* Task brief: Down to the last line, print the data that follows exactly, without its pictures.
** Records provided follows **
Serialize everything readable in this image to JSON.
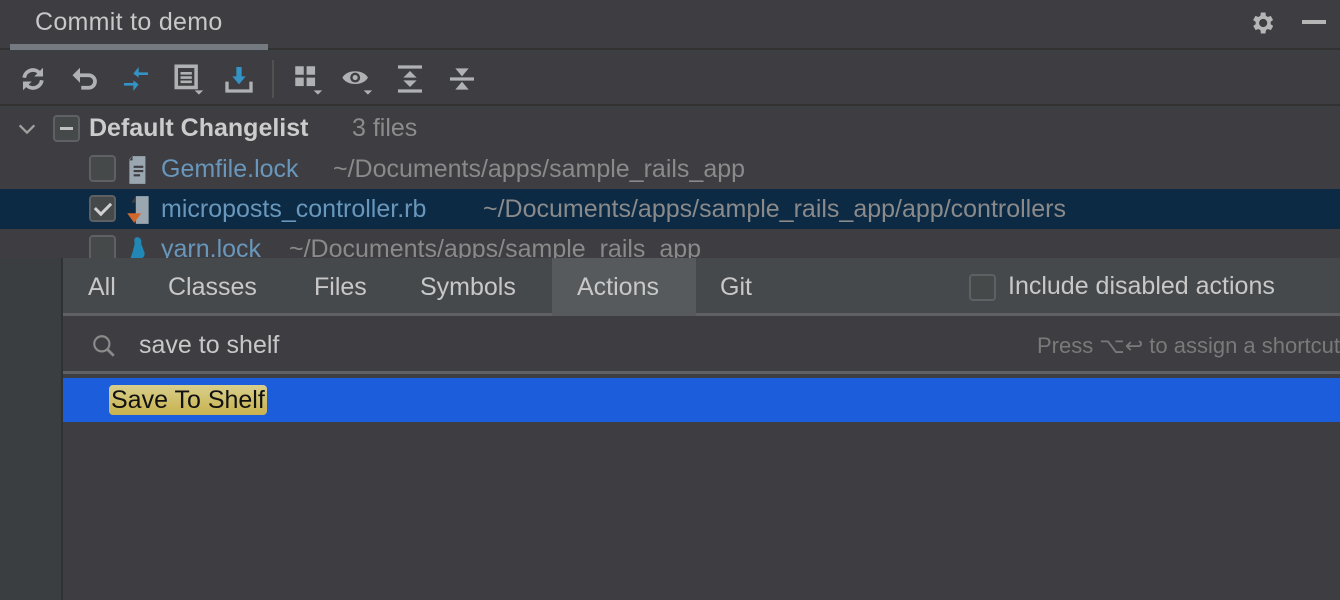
{
  "header": {
    "tab_title": "Commit to demo",
    "icons": [
      "gear-icon",
      "minimize-icon"
    ]
  },
  "toolbar": {
    "icons": [
      {
        "name": "refresh-icon",
        "color": "#afb1b3"
      },
      {
        "name": "rollback-icon",
        "color": "#afb1b3"
      },
      {
        "name": "show-diff-icon",
        "color": "#3592c4"
      },
      {
        "name": "changelist-menu-icon",
        "color": "#afb1b3"
      },
      {
        "name": "update-icon",
        "color": "#3592c4"
      },
      {
        "name": "group-by-icon",
        "color": "#afb1b3"
      },
      {
        "name": "view-options-icon",
        "color": "#afb1b3"
      },
      {
        "name": "expand-all-icon",
        "color": "#afb1b3"
      },
      {
        "name": "collapse-all-icon",
        "color": "#afb1b3"
      }
    ]
  },
  "changelist": {
    "name": "Default Changelist",
    "count": "3 files",
    "files": [
      {
        "name": "Gemfile.lock",
        "path": "~/Documents/apps/sample_rails_app",
        "checked": false,
        "icon": "text-file-icon"
      },
      {
        "name": "microposts_controller.rb",
        "path": "~/Documents/apps/sample_rails_app/app/controllers",
        "checked": true,
        "icon": "ruby-file-icon",
        "selected": true
      },
      {
        "name": "yarn.lock",
        "path": "~/Documents/apps/sample_rails_app",
        "checked": false,
        "icon": "yarn-file-icon"
      }
    ]
  },
  "search_popup": {
    "tabs": [
      {
        "label": "All"
      },
      {
        "label": "Classes"
      },
      {
        "label": "Files"
      },
      {
        "label": "Symbols"
      },
      {
        "label": "Actions",
        "active": true
      },
      {
        "label": "Git"
      }
    ],
    "include_disabled_label": "Include disabled actions",
    "include_disabled_checked": false,
    "search_value": "save to shelf",
    "hint": "Press ⌥↩ to assign a shortcut",
    "results": [
      {
        "label": "Save To Shelf",
        "selected": true
      }
    ],
    "colors": {
      "selection": "#1b5ddb",
      "match_highlight": "#c9b24e"
    }
  }
}
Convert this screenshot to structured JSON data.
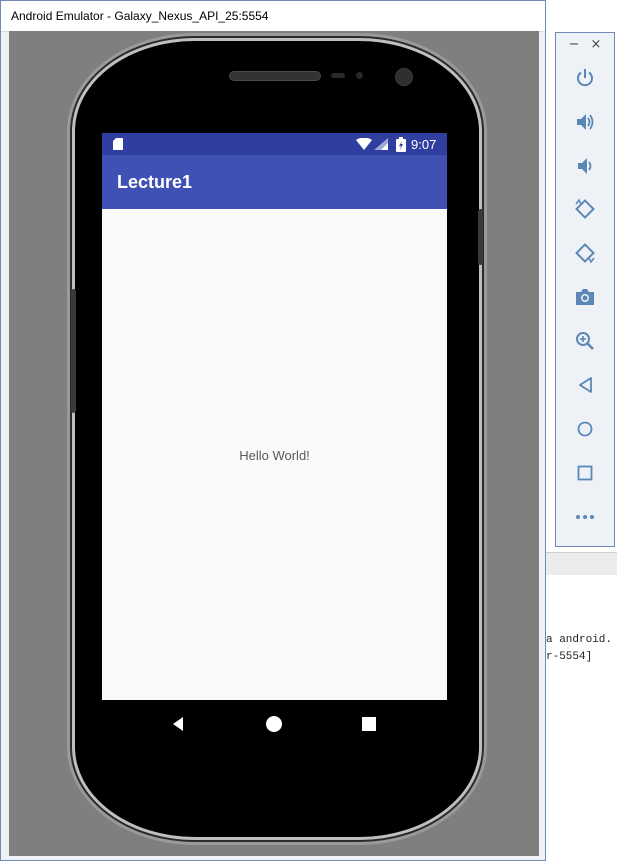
{
  "window": {
    "title": "Android Emulator - Galaxy_Nexus_API_25:5554"
  },
  "phone": {
    "status_bar": {
      "time": "9:07",
      "icons": [
        "sd-card-icon",
        "wifi-icon",
        "signal-icon",
        "battery-charging-icon"
      ]
    },
    "app_bar": {
      "title": "Lecture1"
    },
    "content": {
      "text": "Hello World!"
    },
    "nav_bar": [
      "back-icon",
      "home-icon",
      "recents-icon"
    ]
  },
  "toolbar": {
    "window_buttons": {
      "minimize": "−",
      "close": "×"
    },
    "tools": [
      "power-icon",
      "volume-up-icon",
      "volume-down-icon",
      "rotate-left-icon",
      "rotate-right-icon",
      "screenshot-icon",
      "zoom-icon",
      "back-icon",
      "home-icon",
      "overview-icon",
      "more-icon"
    ]
  },
  "background": {
    "console_lines": [
      "a android.",
      "r-5554]"
    ]
  },
  "colors": {
    "status_bar": "#303f9f",
    "app_bar": "#3f51b5",
    "emulator_bg": "#7f7f7f",
    "toolbar_icon": "#5b87b7"
  }
}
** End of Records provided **
* Task response:
Serialize everything readable in this image to JSON.
{
  "header": {
    "tab_title": "Commit to demo",
    "icons": [
      "gear-icon",
      "minimize-icon"
    ]
  },
  "toolbar": {
    "icons": [
      {
        "name": "refresh-icon",
        "color": "#afb1b3"
      },
      {
        "name": "rollback-icon",
        "color": "#afb1b3"
      },
      {
        "name": "show-diff-icon",
        "color": "#3592c4"
      },
      {
        "name": "changelist-menu-icon",
        "color": "#afb1b3"
      },
      {
        "name": "update-icon",
        "color": "#3592c4"
      },
      {
        "name": "group-by-icon",
        "color": "#afb1b3"
      },
      {
        "name": "view-options-icon",
        "color": "#afb1b3"
      },
      {
        "name": "expand-all-icon",
        "color": "#afb1b3"
      },
      {
        "name": "collapse-all-icon",
        "color": "#afb1b3"
      }
    ]
  },
  "changelist": {
    "name": "Default Changelist",
    "count": "3 files",
    "files": [
      {
        "name": "Gemfile.lock",
        "path": "~/Documents/apps/sample_rails_app",
        "checked": false,
        "icon": "text-file-icon"
      },
      {
        "name": "microposts_controller.rb",
        "path": "~/Documents/apps/sample_rails_app/app/controllers",
        "checked": true,
        "icon": "ruby-file-icon",
        "selected": true
      },
      {
        "name": "yarn.lock",
        "path": "~/Documents/apps/sample_rails_app",
        "checked": false,
        "icon": "yarn-file-icon"
      }
    ]
  },
  "search_popup": {
    "tabs": [
      {
        "label": "All"
      },
      {
        "label": "Classes"
      },
      {
        "label": "Files"
      },
      {
        "label": "Symbols"
      },
      {
        "label": "Actions",
        "active": true
      },
      {
        "label": "Git"
      }
    ],
    "include_disabled_label": "Include disabled actions",
    "include_disabled_checked": false,
    "search_value": "save to shelf",
    "hint": "Press ⌥↩ to assign a shortcut",
    "results": [
      {
        "label": "Save To Shelf",
        "selected": true
      }
    ],
    "colors": {
      "selection": "#1b5ddb",
      "match_highlight": "#c9b24e"
    }
  }
}
Convert this screenshot to structured JSON data.
{
  "window": {
    "title": "Android Emulator - Galaxy_Nexus_API_25:5554"
  },
  "phone": {
    "status_bar": {
      "time": "9:07",
      "icons": [
        "sd-card-icon",
        "wifi-icon",
        "signal-icon",
        "battery-charging-icon"
      ]
    },
    "app_bar": {
      "title": "Lecture1"
    },
    "content": {
      "text": "Hello World!"
    },
    "nav_bar": [
      "back-icon",
      "home-icon",
      "recents-icon"
    ]
  },
  "toolbar": {
    "window_buttons": {
      "minimize": "−",
      "close": "×"
    },
    "tools": [
      "power-icon",
      "volume-up-icon",
      "volume-down-icon",
      "rotate-left-icon",
      "rotate-right-icon",
      "screenshot-icon",
      "zoom-icon",
      "back-icon",
      "home-icon",
      "overview-icon",
      "more-icon"
    ]
  },
  "background": {
    "console_lines": [
      "a android.",
      "r-5554]"
    ]
  },
  "colors": {
    "status_bar": "#303f9f",
    "app_bar": "#3f51b5",
    "emulator_bg": "#7f7f7f",
    "toolbar_icon": "#5b87b7"
  }
}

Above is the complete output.